First PDS session
(24-28 March 2014, Antigua, Guatemala)
25 participants from 15 countries in the Americas participated in the first session which focused on the use of modeling tools as a way of structuring multiple disciplinary approaches, organizing knowledge, and identifying gaps. Participants got hands-on experience in rigorous problem definition and explicit formulation of research/policy questions as a transparent, negotiated process involving scientists, practitioners and stakeholders. By their nature, modeling projects that involve complex socio-ecological systems with many interacting components lend themselves to multiple foci. During problem definition, experts often show a bias towards their own areas of expertise and different stakeholders frequently have various perceptions of a problem. The PDS emphasized that the choice of focus and research/policy questions is a negotiation process that must be approached with openness, dialogue and respect for alternative views.
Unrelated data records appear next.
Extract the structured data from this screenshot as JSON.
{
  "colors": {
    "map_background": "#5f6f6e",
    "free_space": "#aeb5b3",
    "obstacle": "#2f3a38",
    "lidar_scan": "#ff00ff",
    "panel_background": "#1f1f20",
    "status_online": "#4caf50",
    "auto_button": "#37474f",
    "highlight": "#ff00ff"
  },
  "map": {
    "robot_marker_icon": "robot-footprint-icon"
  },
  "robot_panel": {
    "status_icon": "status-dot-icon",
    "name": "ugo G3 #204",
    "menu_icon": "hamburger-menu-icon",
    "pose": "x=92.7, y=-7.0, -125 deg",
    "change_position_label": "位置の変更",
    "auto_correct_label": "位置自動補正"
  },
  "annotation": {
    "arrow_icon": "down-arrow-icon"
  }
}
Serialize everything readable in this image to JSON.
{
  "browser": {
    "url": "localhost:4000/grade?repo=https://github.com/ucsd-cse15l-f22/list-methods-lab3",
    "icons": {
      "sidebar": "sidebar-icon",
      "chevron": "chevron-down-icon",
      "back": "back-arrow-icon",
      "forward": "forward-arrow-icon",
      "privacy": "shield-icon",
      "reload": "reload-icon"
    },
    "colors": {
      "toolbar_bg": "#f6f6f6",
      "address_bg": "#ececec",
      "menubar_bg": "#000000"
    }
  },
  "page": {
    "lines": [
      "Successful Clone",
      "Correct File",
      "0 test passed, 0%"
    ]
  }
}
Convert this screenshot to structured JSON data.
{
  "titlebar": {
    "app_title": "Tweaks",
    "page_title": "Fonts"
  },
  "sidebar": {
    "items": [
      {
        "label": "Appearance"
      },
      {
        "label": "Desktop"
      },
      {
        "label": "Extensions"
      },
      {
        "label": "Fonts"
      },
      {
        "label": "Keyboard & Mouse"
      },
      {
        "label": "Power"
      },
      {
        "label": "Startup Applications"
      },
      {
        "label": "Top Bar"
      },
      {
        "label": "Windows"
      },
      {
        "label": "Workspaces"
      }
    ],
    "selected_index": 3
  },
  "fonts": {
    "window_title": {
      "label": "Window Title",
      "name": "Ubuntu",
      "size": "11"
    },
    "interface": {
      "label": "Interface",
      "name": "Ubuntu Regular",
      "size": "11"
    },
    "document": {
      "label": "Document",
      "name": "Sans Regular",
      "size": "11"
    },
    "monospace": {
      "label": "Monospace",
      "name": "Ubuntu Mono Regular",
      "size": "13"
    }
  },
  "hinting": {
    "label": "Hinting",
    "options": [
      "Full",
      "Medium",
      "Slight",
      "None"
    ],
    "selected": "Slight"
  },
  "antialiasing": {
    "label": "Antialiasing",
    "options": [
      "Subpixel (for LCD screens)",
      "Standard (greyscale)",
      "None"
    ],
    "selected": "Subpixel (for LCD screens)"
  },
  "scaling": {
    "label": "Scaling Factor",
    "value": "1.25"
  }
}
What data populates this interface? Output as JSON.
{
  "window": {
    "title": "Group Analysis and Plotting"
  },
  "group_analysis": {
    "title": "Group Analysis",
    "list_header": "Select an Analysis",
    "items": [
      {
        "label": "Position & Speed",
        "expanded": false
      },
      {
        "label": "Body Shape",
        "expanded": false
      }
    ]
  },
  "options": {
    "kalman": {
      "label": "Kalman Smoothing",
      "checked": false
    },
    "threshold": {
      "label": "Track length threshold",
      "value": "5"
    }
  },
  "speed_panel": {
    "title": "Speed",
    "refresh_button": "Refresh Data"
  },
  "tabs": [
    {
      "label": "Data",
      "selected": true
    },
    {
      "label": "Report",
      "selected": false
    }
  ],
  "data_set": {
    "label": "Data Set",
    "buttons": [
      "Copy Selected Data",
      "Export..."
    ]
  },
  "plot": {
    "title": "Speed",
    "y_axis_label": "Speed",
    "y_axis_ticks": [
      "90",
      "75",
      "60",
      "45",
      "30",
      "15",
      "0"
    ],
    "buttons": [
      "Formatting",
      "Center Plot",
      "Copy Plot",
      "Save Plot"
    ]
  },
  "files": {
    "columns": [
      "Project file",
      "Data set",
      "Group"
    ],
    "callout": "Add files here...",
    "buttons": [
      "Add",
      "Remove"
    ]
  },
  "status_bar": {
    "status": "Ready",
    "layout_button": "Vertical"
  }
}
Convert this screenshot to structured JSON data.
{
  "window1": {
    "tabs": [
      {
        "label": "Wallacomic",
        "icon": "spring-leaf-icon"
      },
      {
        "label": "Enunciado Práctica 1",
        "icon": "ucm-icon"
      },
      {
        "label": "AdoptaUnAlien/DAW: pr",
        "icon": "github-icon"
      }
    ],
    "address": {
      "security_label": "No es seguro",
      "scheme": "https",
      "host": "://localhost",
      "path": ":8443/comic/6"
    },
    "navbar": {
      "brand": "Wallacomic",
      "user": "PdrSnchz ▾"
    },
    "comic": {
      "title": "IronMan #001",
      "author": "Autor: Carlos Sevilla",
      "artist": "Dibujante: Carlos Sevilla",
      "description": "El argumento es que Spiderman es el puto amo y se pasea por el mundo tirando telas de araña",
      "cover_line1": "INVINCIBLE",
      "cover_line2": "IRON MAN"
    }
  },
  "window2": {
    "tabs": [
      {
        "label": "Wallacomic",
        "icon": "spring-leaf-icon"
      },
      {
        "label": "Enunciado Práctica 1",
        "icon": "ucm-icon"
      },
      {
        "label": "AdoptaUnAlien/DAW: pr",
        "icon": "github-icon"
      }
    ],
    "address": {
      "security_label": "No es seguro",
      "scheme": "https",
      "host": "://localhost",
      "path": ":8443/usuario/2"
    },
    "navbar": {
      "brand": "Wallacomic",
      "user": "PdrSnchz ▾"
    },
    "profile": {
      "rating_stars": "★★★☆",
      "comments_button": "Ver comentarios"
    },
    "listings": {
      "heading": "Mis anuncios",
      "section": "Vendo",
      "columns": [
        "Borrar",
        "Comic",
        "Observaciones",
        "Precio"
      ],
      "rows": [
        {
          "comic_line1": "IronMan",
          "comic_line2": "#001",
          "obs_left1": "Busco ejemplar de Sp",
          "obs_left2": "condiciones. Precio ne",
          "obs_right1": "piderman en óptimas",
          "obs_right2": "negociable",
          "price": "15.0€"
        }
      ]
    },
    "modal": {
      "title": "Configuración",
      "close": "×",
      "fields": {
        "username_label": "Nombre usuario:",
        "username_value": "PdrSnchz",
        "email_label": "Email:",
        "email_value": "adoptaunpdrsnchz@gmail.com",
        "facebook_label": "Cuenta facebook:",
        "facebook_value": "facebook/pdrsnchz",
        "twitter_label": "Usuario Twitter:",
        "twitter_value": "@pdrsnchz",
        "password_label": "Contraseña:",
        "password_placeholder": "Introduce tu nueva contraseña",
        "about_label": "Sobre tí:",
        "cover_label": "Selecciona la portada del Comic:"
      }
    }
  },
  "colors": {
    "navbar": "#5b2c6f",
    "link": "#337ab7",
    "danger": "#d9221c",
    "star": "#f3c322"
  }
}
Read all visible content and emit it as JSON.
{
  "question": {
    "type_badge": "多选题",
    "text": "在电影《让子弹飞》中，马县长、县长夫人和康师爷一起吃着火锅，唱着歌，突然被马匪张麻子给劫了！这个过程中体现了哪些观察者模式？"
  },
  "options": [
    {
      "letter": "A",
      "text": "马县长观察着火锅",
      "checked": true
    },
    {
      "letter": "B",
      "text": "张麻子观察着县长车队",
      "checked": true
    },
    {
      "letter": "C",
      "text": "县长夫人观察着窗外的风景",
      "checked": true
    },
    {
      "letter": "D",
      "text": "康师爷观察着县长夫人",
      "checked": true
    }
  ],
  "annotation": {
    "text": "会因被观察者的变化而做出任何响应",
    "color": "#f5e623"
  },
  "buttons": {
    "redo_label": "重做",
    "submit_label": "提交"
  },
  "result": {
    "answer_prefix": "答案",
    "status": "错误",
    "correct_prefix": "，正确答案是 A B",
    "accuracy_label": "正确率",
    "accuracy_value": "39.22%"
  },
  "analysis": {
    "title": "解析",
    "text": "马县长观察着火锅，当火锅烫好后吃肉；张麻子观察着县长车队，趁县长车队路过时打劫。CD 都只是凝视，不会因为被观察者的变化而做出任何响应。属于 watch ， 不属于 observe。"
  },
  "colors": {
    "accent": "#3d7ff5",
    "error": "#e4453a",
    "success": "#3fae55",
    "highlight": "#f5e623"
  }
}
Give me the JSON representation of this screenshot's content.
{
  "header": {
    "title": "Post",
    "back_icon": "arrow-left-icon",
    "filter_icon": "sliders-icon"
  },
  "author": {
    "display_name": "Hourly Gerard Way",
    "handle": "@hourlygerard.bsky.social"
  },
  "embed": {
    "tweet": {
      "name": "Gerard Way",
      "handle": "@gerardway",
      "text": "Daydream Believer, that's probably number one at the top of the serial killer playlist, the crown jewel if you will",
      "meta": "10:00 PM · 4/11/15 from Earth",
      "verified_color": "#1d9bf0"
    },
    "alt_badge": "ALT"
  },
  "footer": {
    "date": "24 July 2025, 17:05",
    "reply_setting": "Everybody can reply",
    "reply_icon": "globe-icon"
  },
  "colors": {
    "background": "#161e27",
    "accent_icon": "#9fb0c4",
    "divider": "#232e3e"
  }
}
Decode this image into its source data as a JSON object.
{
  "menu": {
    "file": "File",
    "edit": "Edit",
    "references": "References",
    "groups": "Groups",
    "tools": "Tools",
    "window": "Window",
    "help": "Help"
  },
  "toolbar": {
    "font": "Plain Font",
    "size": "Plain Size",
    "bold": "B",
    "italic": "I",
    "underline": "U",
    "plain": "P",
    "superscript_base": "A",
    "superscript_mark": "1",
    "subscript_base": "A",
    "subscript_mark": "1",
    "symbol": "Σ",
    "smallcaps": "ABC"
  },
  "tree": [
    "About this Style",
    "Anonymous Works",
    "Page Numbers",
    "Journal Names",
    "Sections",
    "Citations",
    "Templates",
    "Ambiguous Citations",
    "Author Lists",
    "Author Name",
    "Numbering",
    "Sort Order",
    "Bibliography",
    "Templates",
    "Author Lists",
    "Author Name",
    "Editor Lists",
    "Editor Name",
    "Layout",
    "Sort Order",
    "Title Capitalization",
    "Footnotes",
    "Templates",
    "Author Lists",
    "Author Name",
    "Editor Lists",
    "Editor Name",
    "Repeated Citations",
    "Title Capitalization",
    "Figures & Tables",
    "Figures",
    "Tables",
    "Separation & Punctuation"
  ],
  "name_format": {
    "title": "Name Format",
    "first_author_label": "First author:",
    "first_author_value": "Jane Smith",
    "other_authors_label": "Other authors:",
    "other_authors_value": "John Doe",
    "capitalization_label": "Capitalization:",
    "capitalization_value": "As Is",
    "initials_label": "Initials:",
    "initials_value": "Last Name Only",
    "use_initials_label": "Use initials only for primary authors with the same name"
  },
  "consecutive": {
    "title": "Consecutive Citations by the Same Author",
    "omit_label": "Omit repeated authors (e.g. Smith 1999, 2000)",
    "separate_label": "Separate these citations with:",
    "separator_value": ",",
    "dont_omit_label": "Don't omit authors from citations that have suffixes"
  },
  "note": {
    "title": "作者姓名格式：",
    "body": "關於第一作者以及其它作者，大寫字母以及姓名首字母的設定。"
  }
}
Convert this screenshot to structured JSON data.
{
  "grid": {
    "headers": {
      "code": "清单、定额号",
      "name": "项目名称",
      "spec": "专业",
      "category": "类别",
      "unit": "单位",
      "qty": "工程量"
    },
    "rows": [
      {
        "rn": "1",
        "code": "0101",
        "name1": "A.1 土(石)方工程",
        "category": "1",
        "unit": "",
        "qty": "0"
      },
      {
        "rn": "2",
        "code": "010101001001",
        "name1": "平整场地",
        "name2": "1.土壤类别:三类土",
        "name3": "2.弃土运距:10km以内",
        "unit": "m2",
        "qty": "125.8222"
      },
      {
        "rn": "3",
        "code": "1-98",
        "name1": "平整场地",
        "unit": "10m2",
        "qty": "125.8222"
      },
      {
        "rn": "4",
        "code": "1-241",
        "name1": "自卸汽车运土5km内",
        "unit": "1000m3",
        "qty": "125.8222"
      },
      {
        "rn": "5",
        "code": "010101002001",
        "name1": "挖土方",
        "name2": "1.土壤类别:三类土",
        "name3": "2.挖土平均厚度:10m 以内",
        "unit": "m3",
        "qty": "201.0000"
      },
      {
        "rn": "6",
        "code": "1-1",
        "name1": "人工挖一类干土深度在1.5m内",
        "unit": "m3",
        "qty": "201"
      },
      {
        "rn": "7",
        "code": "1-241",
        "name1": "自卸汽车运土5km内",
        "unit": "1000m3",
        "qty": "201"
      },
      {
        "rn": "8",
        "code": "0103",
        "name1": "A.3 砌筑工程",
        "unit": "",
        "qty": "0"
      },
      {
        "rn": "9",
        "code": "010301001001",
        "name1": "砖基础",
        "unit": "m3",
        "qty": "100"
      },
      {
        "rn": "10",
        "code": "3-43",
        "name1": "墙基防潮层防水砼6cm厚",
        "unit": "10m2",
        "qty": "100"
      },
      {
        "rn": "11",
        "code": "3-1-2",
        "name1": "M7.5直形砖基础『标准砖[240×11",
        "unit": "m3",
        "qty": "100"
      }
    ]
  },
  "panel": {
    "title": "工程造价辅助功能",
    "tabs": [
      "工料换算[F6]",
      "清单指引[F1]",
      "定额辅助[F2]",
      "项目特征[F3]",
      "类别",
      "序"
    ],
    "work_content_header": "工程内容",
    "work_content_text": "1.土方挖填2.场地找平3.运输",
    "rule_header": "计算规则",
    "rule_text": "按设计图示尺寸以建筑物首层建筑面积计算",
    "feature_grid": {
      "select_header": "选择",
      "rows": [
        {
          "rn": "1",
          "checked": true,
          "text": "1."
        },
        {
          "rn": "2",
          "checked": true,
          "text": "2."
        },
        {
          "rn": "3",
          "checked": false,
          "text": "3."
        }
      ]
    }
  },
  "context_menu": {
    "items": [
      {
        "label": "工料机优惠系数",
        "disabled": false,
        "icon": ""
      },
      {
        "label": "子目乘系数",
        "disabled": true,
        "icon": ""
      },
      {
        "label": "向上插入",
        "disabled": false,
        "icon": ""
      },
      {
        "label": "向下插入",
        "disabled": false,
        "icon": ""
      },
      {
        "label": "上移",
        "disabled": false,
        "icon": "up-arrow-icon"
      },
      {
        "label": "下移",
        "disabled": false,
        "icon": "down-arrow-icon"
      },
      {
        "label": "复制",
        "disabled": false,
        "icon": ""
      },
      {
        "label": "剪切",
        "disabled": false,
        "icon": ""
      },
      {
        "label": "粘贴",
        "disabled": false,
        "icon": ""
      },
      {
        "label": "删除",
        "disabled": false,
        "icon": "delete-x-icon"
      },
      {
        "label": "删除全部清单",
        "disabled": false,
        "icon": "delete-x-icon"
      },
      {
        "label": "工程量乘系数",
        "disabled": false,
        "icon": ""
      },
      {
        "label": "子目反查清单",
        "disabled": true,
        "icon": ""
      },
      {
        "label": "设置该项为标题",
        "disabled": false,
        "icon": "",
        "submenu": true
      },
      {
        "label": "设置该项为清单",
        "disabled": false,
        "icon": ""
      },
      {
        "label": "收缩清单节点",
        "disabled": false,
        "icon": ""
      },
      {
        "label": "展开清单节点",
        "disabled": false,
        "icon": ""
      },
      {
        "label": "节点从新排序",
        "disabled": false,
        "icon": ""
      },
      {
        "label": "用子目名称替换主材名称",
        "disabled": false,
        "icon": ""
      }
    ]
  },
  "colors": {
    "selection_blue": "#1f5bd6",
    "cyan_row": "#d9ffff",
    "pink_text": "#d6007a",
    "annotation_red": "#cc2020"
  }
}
A second important skill is the selection of an appropriate level of analytical detail. Participants were exposed to the tradeoffs involved in the definition of detail for a model – that is, what should be included, what should be left out. Three types of approaches widely used in research on complex socio-ecological systems were reviewed: (1) data-based, (2) system-dynamics, and (3) agent-based models. Data-based modeling may involve input-output models (e.g., life-cycle analysis), or statistical relationships. Systems-dynamics modeling is used when systems can be conceptually represented as stocks and flows. Agent-based modeling allows for explicit representation of space and time, and interactions within and across scales. Participants received guidance on the criteria for selection and use of these tools, that is, when to use each type of tool and what features of the target system guide this choice. These criteria form the basis for appropriate conceptualization of the problem, the target system, and the research question. Conceptual modeling and problem definition constituted the core of this session.
The final important skill that was developed in this first session was proposal writing, which was applied to develop letters of intent for the grant program.
Between the first and second sessions, groups established during the first session are working to refine the initial research concepts developed in the letters of intent to develop a full proposal. The working groups are interacting through discussion groups or electronic fora, and “meeting” virtually (about once a month) with IAI staff and PDS leaders to review progress in project development. Virtual meetings also may include additional tutoring on the use of modeling tools.
Second PDS session
(18-22 August 2014, Panama City, Panama)
Modeling tools introduced during the first session will be discussed in greater detail, and use of each technique will be illustrated for specific complex natural/human systems (e.g., water sustainability in light of land-use and land-cover change due to agricultural expansion and intensification and/or urbanization). Because the ultimate goal of modeling is to aid policy and behavioral decisions, participants will develop the skills to communicate the research questions identified by the working groups and justify the approach chosen to a broad audience. Moreover, groups will work on completing full proposals to the grant program.
The TISG program will fund projects for the Seminar participants to join the IAI network and continue engaging with colleagues, strengthen and foster multinational and multidisciplinary collaboration; and promote application of research ideas and knowledge imparted in the training.
1. Further encourage network building
2. Promote the application of the training provided on pressing real-world issues that have both a global and a local environmental change dimension
3. Foster the understanding of the institutional factors shaping risk management and adaptation responses
4. Foster multinational and multidisciplinary collaboration
5. Develop and strengthen proposal writing skills
6. Develop and strengthen management capacity for international grants
7. Increase the participation of small countries in IAI research program